The five-storey shop will be opening just two floors initially. But it won’t be just shoppers who have to do things differently, she told the BBC. “Some of our staff have been working in the building for 30 years. We’ve done training, but breaking the habits of a lifetime is going to be challenging. We naturally do things without thinking sometimes, so it will be a challenge.”
Harveys is the sort traditional department store where some customers come in every day, she said. “We know our customers’ names. We are now asking out staff to interact with them in a very different way. It’s going to take some getting used to.”
Tracy intends to keep the number of customers in the store at any one time to a bare minimum. “We could get more people in, but we have decided to keep the numbers low so that the people who are in can walk around and explore more freely rather than be dictated to every step of the way.”
The British Retail Consortium (BRC), the trade body representing the sector, warned that the unlocking was unlikely to provide any immediate boost for the sector.
Helen Dickinson, BRC chief executive, said: “Retailers have been under immense pressure for the past three months but the reopening of non-essential shops is unlikely to deliver immediate relief. A mix of low consumer confidence and limits on the number of people able to enter stores mean that many shops will continue to suffer lower footfall – and lower sales – for some time to come.”
She called on the government to help stimulate demand with a short-term cut in VAT or a temporary income tax cut for lower-income workers.
In Northern Ireland, non-essential shops reopened on Friday, but there is still no date for Wales and Scotland.
In England, pubs, restaurants, hairdressers, hotels and cinemas will not be allowed to open their doors until 4 July at the earliest – and even then, only if they can meet social distancing measures.
Key to a successful reopening of the economy is the two-metre social distancing rule, the hospitality industry says.

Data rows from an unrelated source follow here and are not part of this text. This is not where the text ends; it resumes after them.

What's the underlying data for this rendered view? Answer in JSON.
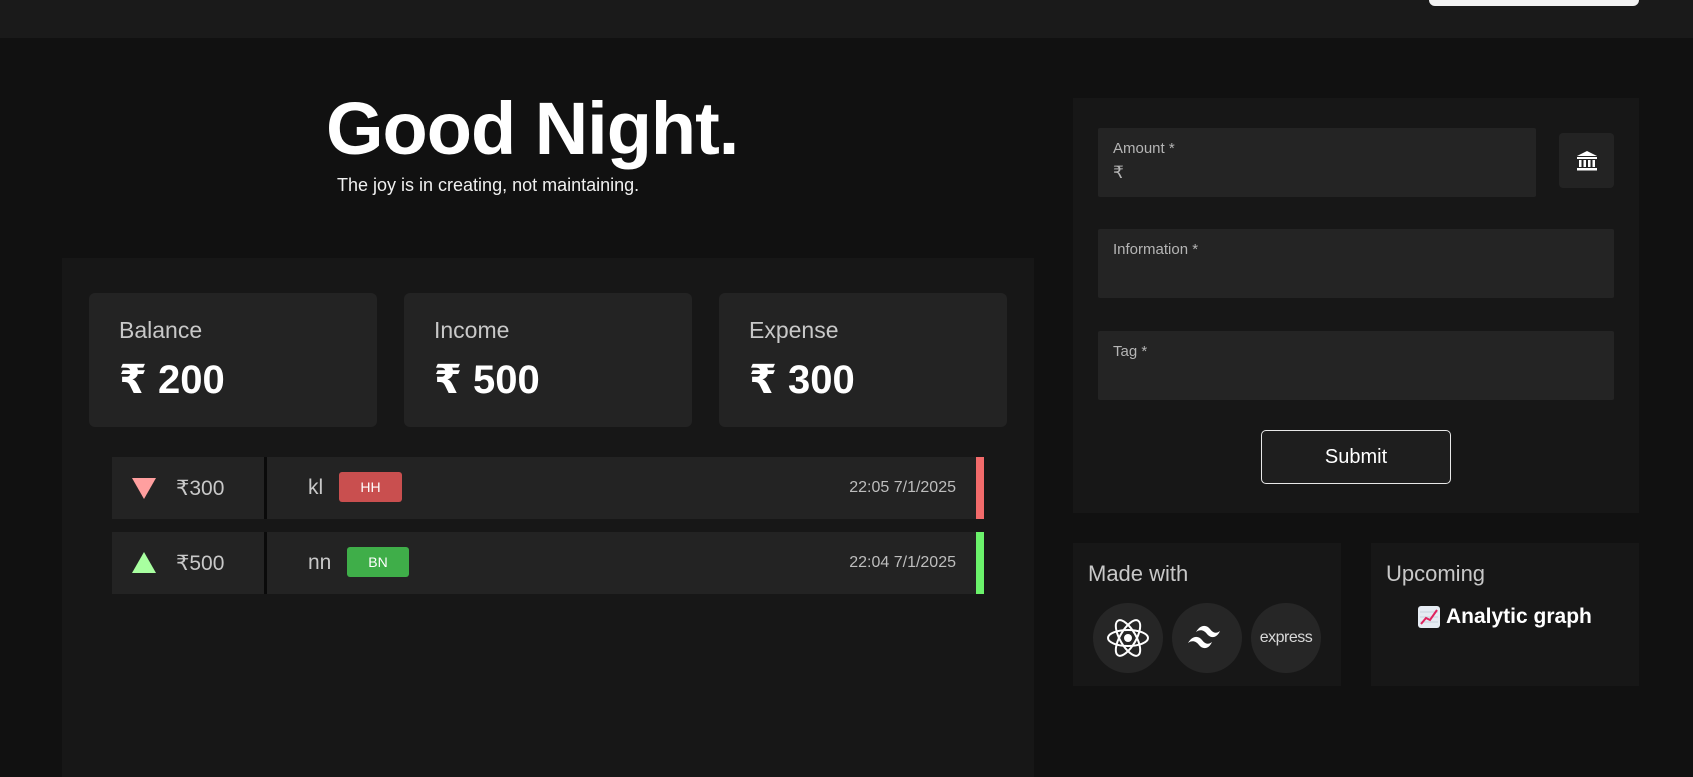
{
  "hero": {
    "title": "Good Night.",
    "subtitle": "The joy is in creating, not maintaining."
  },
  "stats": [
    {
      "label": "Balance",
      "value": "₹ 200"
    },
    {
      "label": "Income",
      "value": "₹ 500"
    },
    {
      "label": "Expense",
      "value": "₹ 300"
    }
  ],
  "transactions": [
    {
      "type": "expense",
      "amount": "₹300",
      "info": "kl",
      "tag": "HH",
      "time": "22:05 7/1/2025",
      "color": "#f26b6b",
      "tag_color": "#c94f4f",
      "arrow_color": "#ff9f9f"
    },
    {
      "type": "income",
      "amount": "₹500",
      "info": "nn",
      "tag": "BN",
      "time": "22:04 7/1/2025",
      "color": "#6bf26b",
      "tag_color": "#3fae49",
      "arrow_color": "#a8ffa0"
    }
  ],
  "form": {
    "amount_label": "Amount *",
    "amount_prefix": "₹",
    "information_label": "Information *",
    "tag_label": "Tag *",
    "submit_label": "Submit"
  },
  "made_with": {
    "title": "Made with",
    "items": [
      "react-icon",
      "tailwind-icon",
      "express"
    ]
  },
  "upcoming": {
    "title": "Upcoming",
    "item": "Analytic graph",
    "item_icon": "chart-increasing-icon"
  }
}
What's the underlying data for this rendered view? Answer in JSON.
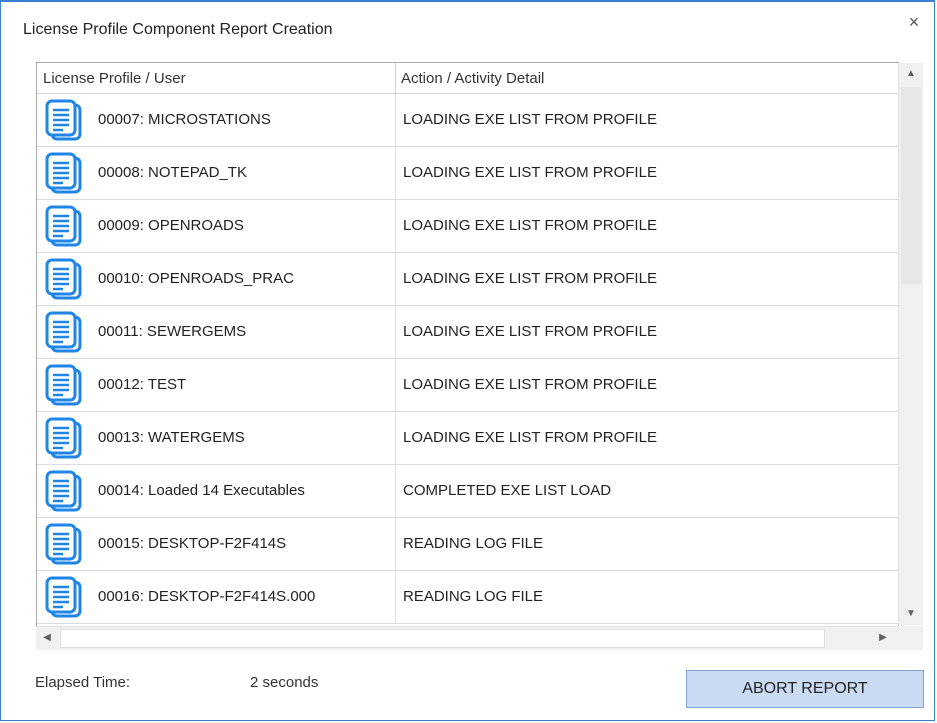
{
  "window": {
    "title": "License Profile Component Report Creation",
    "close_symbol": "×"
  },
  "grid": {
    "columns": [
      "License Profile / User",
      "Action / Activity Detail"
    ],
    "rows": [
      {
        "icon": "document-icon",
        "profile": "00007: MICROSTATIONS",
        "action": "LOADING EXE LIST FROM PROFILE"
      },
      {
        "icon": "document-icon",
        "profile": "00008: NOTEPAD_TK",
        "action": "LOADING EXE LIST FROM PROFILE"
      },
      {
        "icon": "document-icon",
        "profile": "00009: OPENROADS",
        "action": "LOADING EXE LIST FROM PROFILE"
      },
      {
        "icon": "document-icon",
        "profile": "00010: OPENROADS_PRAC",
        "action": "LOADING EXE LIST FROM PROFILE"
      },
      {
        "icon": "document-icon",
        "profile": "00011: SEWERGEMS",
        "action": "LOADING EXE LIST FROM PROFILE"
      },
      {
        "icon": "document-icon",
        "profile": "00012: TEST",
        "action": "LOADING EXE LIST FROM PROFILE"
      },
      {
        "icon": "document-icon",
        "profile": "00013: WATERGEMS",
        "action": "LOADING EXE LIST FROM PROFILE"
      },
      {
        "icon": "document-icon",
        "profile": "00014: Loaded 14 Executables",
        "action": "COMPLETED EXE LIST LOAD"
      },
      {
        "icon": "document-icon",
        "profile": "00015: DESKTOP-F2F414S",
        "action": "READING LOG FILE"
      },
      {
        "icon": "document-icon",
        "profile": "00016: DESKTOP-F2F414S.000",
        "action": "READING LOG FILE"
      }
    ]
  },
  "status": {
    "elapsed_label": "Elapsed Time:",
    "elapsed_value": "2 seconds"
  },
  "buttons": {
    "abort_label": "ABORT REPORT"
  },
  "colors": {
    "window_border": "#3c7fd6",
    "icon_blue": "#1f86e8",
    "button_bg": "#c9dbf2"
  }
}
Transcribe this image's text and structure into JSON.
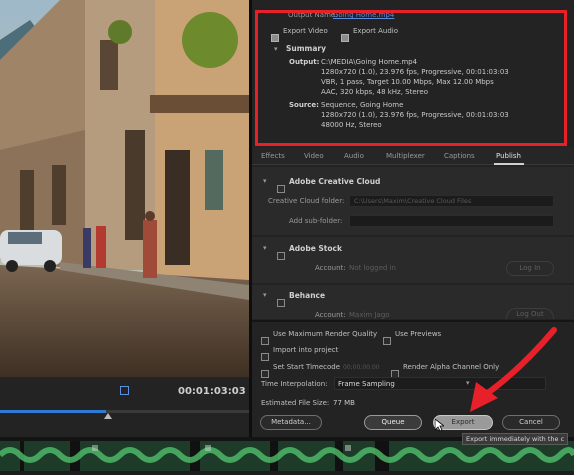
{
  "output": {
    "name_label": "Output Name:",
    "name_value": "Going Home.mp4",
    "export_video_label": "Export Video",
    "export_audio_label": "Export Audio"
  },
  "summary": {
    "title": "Summary",
    "output_label": "Output:",
    "output_lines": [
      "C:\\MEDIA\\Going Home.mp4",
      "1280x720 (1.0), 23.976 fps, Progressive, 00:01:03:03",
      "VBR, 1 pass, Target 10.00 Mbps, Max 12.00 Mbps",
      "AAC, 320 kbps, 48 kHz, Stereo"
    ],
    "source_label": "Source:",
    "source_lines": [
      "Sequence, Going Home",
      "1280x720 (1.0), 23.976 fps, Progressive, 00:01:03:03",
      "48000 Hz, Stereo"
    ]
  },
  "tabs": [
    "Effects",
    "Video",
    "Audio",
    "Multiplexer",
    "Captions",
    "Publish"
  ],
  "active_tab": "Publish",
  "creative_cloud": {
    "title": "Adobe Creative Cloud",
    "folder_label": "Creative Cloud folder:",
    "folder_value": "C:\\Users\\Maxim\\Creative Cloud Files",
    "subfolder_label": "Add sub-folder:"
  },
  "stock": {
    "title": "Adobe Stock",
    "account_label": "Account:",
    "account_value": "Not logged in",
    "login_label": "Log In"
  },
  "behance": {
    "title": "Behance",
    "account_label": "Account:",
    "account_value": "Maxim Jago",
    "logout_label": "Log Out"
  },
  "options": {
    "max_render_quality": "Use Maximum Render Quality",
    "use_previews": "Use Previews",
    "import_into_project": "Import into project",
    "set_start_timecode": "Set Start Timecode",
    "start_timecode_value": "00;00;00;00",
    "render_alpha": "Render Alpha Channel Only",
    "time_interp_label": "Time Interpolation:",
    "time_interp_value": "Frame Sampling",
    "file_size_label": "Estimated File Size:",
    "file_size_value": "77 MB"
  },
  "buttons": {
    "metadata": "Metadata...",
    "queue": "Queue",
    "export": "Export",
    "cancel": "Cancel"
  },
  "tooltip": "Export immediately with the c",
  "player": {
    "timecode": "00:01:03:03"
  },
  "colors": {
    "highlight_box": "#e8202a",
    "arrow": "#e8202a",
    "link": "#5a8ad8",
    "progress": "#2d7bd6",
    "waveform": "#3f9a55"
  }
}
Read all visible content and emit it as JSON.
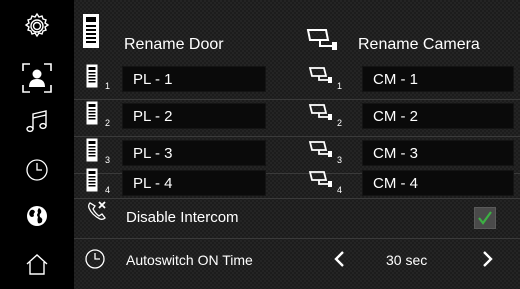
{
  "sidebar": {
    "items": [
      {
        "icon": "gear-icon"
      },
      {
        "icon": "user-frame-icon"
      },
      {
        "icon": "music-note-icon"
      },
      {
        "icon": "clock-icon"
      },
      {
        "icon": "globe-icon"
      },
      {
        "icon": "home-icon"
      }
    ]
  },
  "headers": {
    "door": "Rename Door",
    "camera": "Rename Camera"
  },
  "doors": [
    {
      "num": "1",
      "name": "PL - 1"
    },
    {
      "num": "2",
      "name": "PL - 2"
    },
    {
      "num": "3",
      "name": "PL - 3"
    },
    {
      "num": "4",
      "name": "PL - 4"
    }
  ],
  "cameras": [
    {
      "num": "1",
      "name": "CM - 1"
    },
    {
      "num": "2",
      "name": "CM - 2"
    },
    {
      "num": "3",
      "name": "CM - 3"
    },
    {
      "num": "4",
      "name": "CM - 4"
    }
  ],
  "intercom": {
    "label": "Disable Intercom",
    "checked": true,
    "check_color": "#3cb043"
  },
  "autoswitch": {
    "label": "Autoswitch ON Time",
    "value": "30 sec",
    "prev": "<",
    "next": ">"
  }
}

Pubs and restaurants have warned that they cannot make money if customers are required to keep two-metres apart, and have urged that the distance limit be reduced to one metre.
Mr Johnson has commissioned a review into two-metre distancing, saying there was “margin for manoeuvre” as the number of coronavirus cases falls.
The government is under intense pressure to get the economy moving as fears grow of a new wave of job losses as furlough scheme that has supported eight million workers is wound down.
On Sunday, Chancellor Rishi Sunak acknowledged that more redundancies were inevitable. “Primarily we need to reopen our economy safely and slowly. That is the most important thing to try and safeguard as many of those jobs as possible,” he told The Andrew Marr Show.
But he warned: “There is going to be hardship ahead. People are going to lose their jobs.”